Berry Creek calls for second vote
OROVILLE, Calif. - The presidential race is not the only place where an election is being disputed. The Sierra-foothill Berry Creek Rancheria is having difficulty deciding if its election to decide the status of 28 tribal members was legitimate.
On Oct. 22 the rancheria's general assembly voted 83 to 78 - with 13 abstentions - to retain the disputed members in full status.
That should settle the matter, right? No says the tribal council whose members felt there were sufficient irregularities in the voting process to establish grounds for a new election. This has disputed tribal members crying foul.
The central issue is whether disputed members, largely from one family, were descended from Dick Harry, a tribal member from the 1850s. Disputed members say they are descended from Dick Harry's half-brother, a historically documented Maidu Indian named Billy Day. The members in question claim the evidence they have was sufficient for the tribal council in the 1980s when many of the family members were admitted to the tribe.
Disputed members say the reason their membership has been called into question relates to gaming revenue. The disaffected members feel the tribal council wants to gain bigger gaming shares for themselves and their families.
Last summer the tribal council decided to put the matter to a vote in September, later delayed until October. Ballots were sent by certified mail to all voting members who were asked to vote on whether the 28 members were full members. All 28 disputed members were allowed to take part in the vote.
In a summer interview, tribal council members said that no one was being considered for disenrollment. They said a discrepancy was found in 1992 regarding their descent and the disputed members were informed at that time and they were looking to change the members' status to a lesser rank without full member rights.
When the ballot appeared in October, however, it asked for the disputed member's disenrollment.
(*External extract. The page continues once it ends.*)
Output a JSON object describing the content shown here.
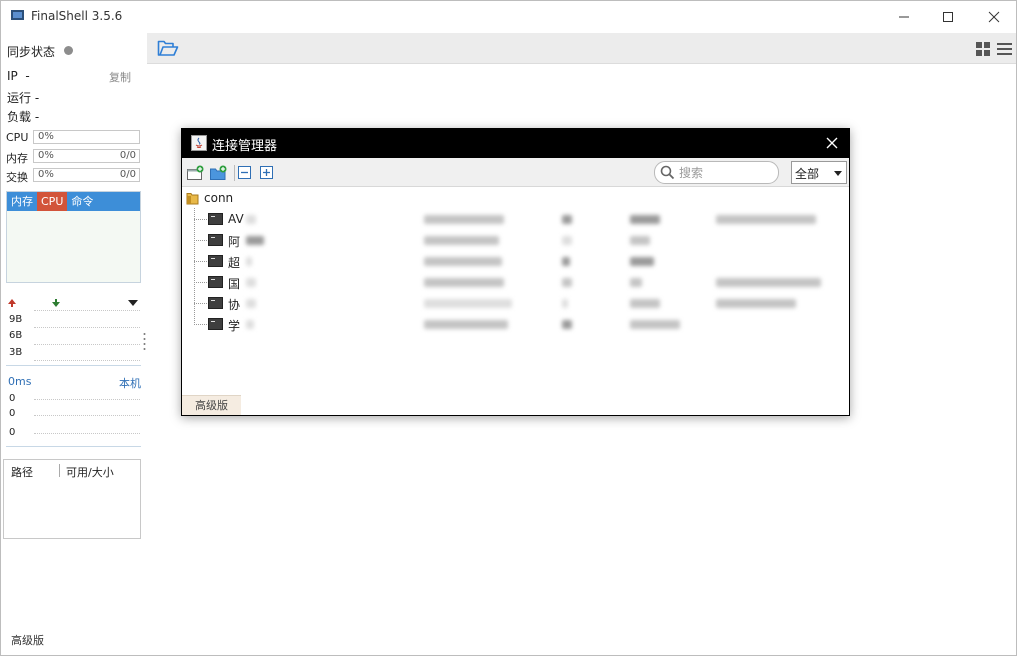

Enrollment committee chairwoman Bolton says the reason for this discrepancy was because the council was "still researching the matter."
One of the disputed members, Victoria Mahnke, points out that the tribal council is claiming the members in question had known of the council inquiry into their ancestry since 1992.
"If that's the case, then they (the tribal council) must have known about it as well, so why were they still researching this several years after the fact," Mahnke asks.
She goes on to say the council is claiming they had informed Mahnke's cousin Alice Pittman of the questionable record since 1992.
"In 1992, I was asked by the administrator Kathy Frazier to gather some information for 20 or so applicants who had applied at that time for membership into the Berry Creek Rancheria," says Pittman.
Pittman says she was only asked by the tribal council to find documentation that stated her grandmother was Billy Day's daughter. The BIA sent Pittman her grandmother's BIA application listing Billy Day as her father. Several Maidu elders who had signed the document corroborated this testimony.
"I turned that official BIA documentation into the Berry Creek Rancheria and my appointed job was done," says Pittman.
After the results were read, Chairman Jim Edwards announced the motion had failed. Berry Creek sources say immediately following Edwards' proclamation, Vice Chairwoman Debbie Armos and Enrollment Committee Chairwoman Eleanor Bolton immediately called for a freeze on per capita revenue leading the disenrolled members to further speculation that the disenrollment was financially motivated.
The matter was not quite settled. Sources say on Nov. 5, tribal attorney Anna Kimber told the council a re-vote would be possible on several grounds. Apparently there was nothing in the tribal law that established grounds for a re-vote. Using instead a common bookstore text called "Robert?s Rules of Order," the council based its claims that the tribal members were not aware of what they were voting for.
Another allegation made by the tribal council was that there were around 100 ballots that never made it into the hands of tribal members. Since the ballots were sent as certified mail, the recipient's signature was required and if the recipient is not home, a notice is left.
Disputed tribal members point out that all a person would have to do when they receive notice of a certified letter is to simply check a box on the postal slip and stick it on their door. Apparently these 100 tribal members did not do that.
Tribal attorney Anna Kimber says many members did not understand what they were voting for. She says there was sufficient evidence that tribal members who abstained mistakenly thought their votes would count toward the majority.
Kimber also says the council motion was to immediately admit the disenrolled members as adoptees.
Mahnke thinks this is ridiculous. She points out that as adoptees, they wouldn't receive gaming revenues and uses this point to justify her position. She also says that at an earlier meeting the council had warned disputed members their per capita would be frozen if they hired an attorney.
The general council, or all voting tribal members in attendance at any given meeting, approved a motion at a Nov. 5 meeting to rescind the original vote. It passed 52-20. No date has been set on the new vote.